Nate was less fortunate, however, when it came to schooling. That was until last year. It was through TSBVI Outreach and excellent coordination from Nate's school that we were able to apply and be accepted at TSBVI. Nate started last August and has shown quite an improvement in his communication skills. We are trying to keep up with Nate's signing. He doesn't initiate as much as he should, but you start signing and he's there with you. It's amazing what a good education can do! He does get frustrated with us sometimes because our limited communication skills.

Nate is a real sport when traveling. He likes to fly and run through airports. Road trips are now more frequent with two hour bus rides each Friday and Sunday to and from school. Also backpacking has taken on a new meaning. They are now filled with pull-ups, pediasure, carnation instant breakfast, and spare clothes. Nate went from being with us 24/7 to being a real semi-sightseer.

It took us almost two years before we were comfortable enough to leave Nate with a sitter. That meant dinner and a movie was merely a term and not reality. Finally we were able to have Nate's intervener from public school sit with him. Since attending TSBVI, date night has returned once a week or so.

Throughout Nate's young and turmoil-filled life, he has been a real trooper. He has some behavioral issues which have interfered with his education, but are being controlled with medication and lots of patience. Nate loves to play with his shirts and also likes to rip them at times when things aren't going his way. Thrift shops are now our Gymboree stores.

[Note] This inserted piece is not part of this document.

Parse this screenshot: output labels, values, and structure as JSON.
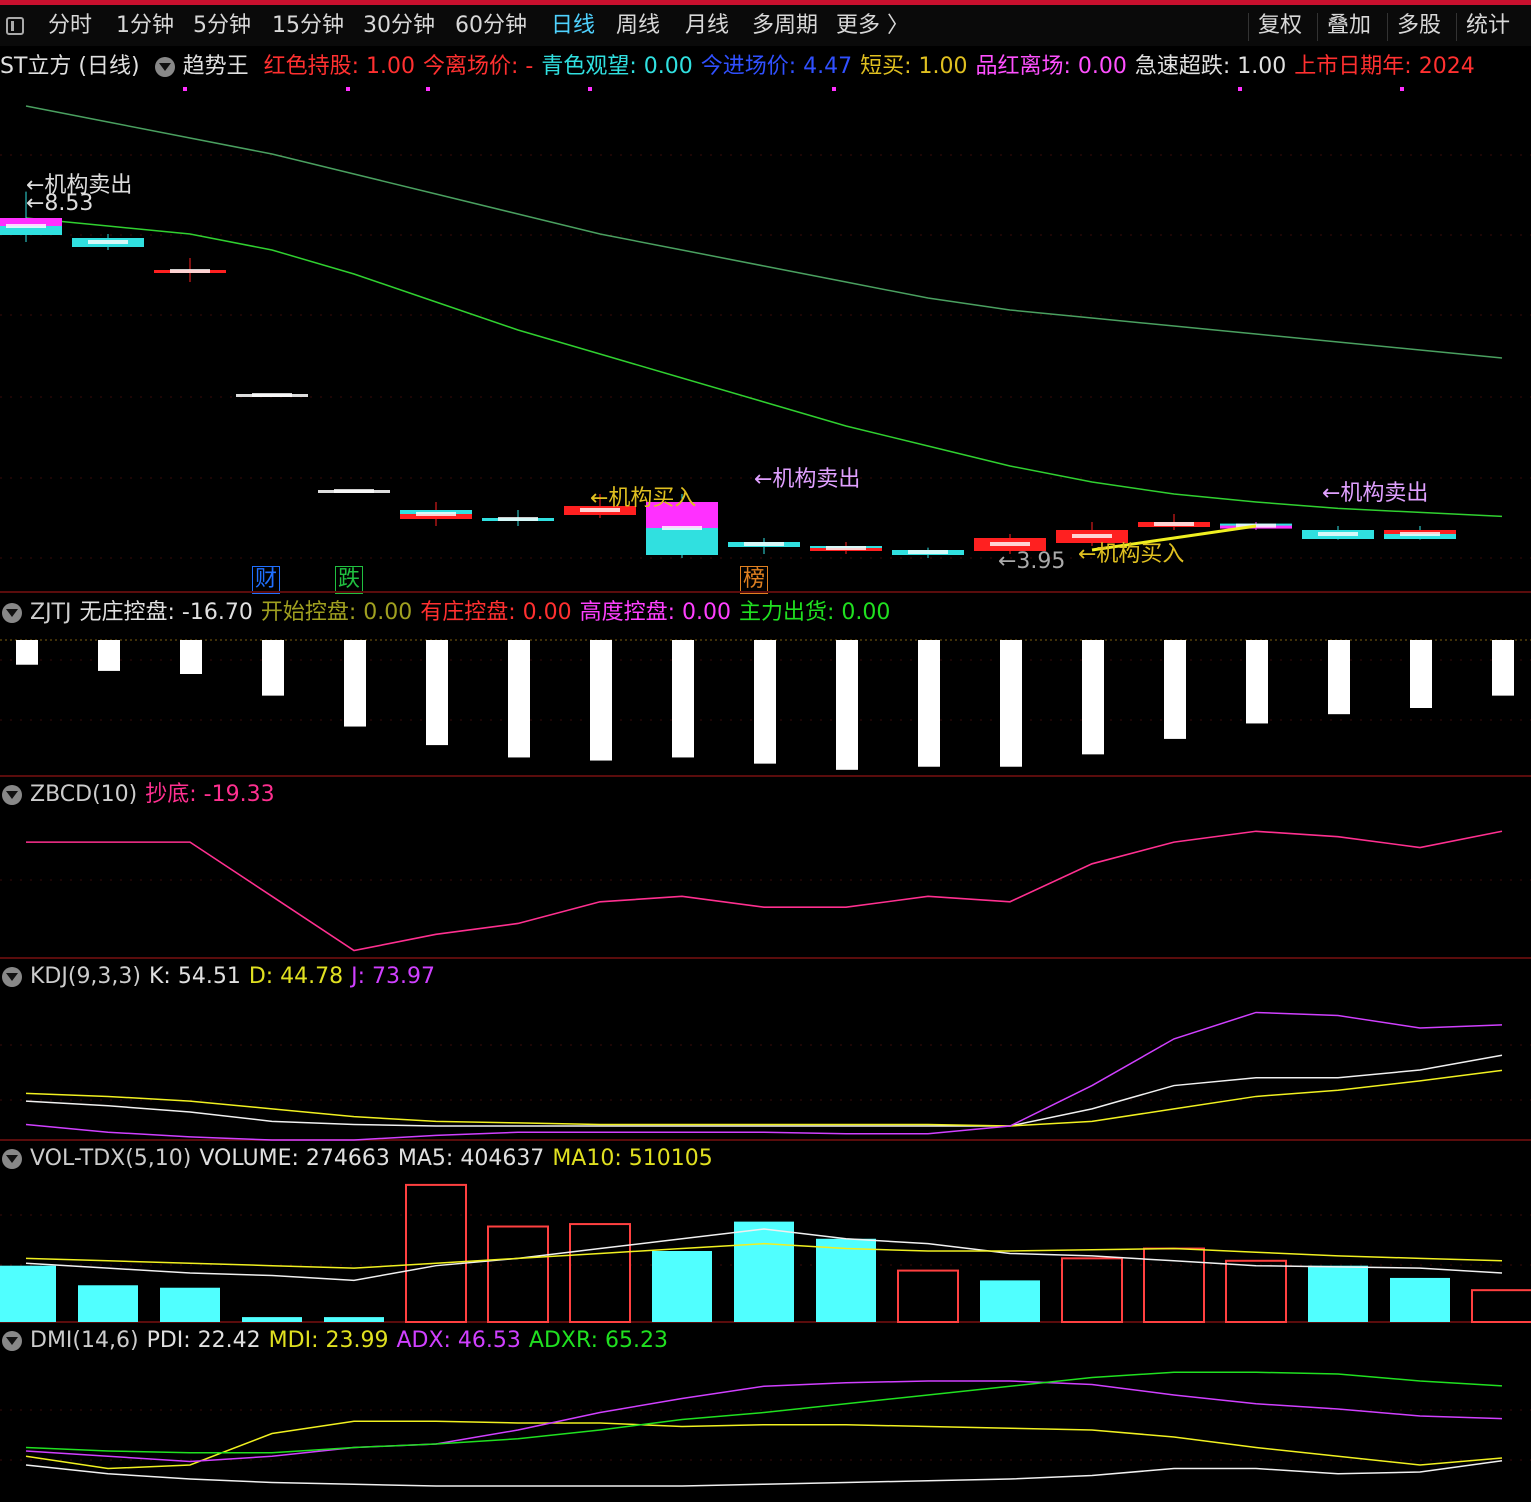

Life certainly has changed for Phyllis and me, but we are thankful that we have Nate and never give it a second thought about raising our grandson/son. While he has been a work in progress, he has been the thunder and lightening of our life. Our retirement plans have been put on hold and we will just have to visit those ball parks using our walkers. It has been and will continue to be the experience of a lifetime.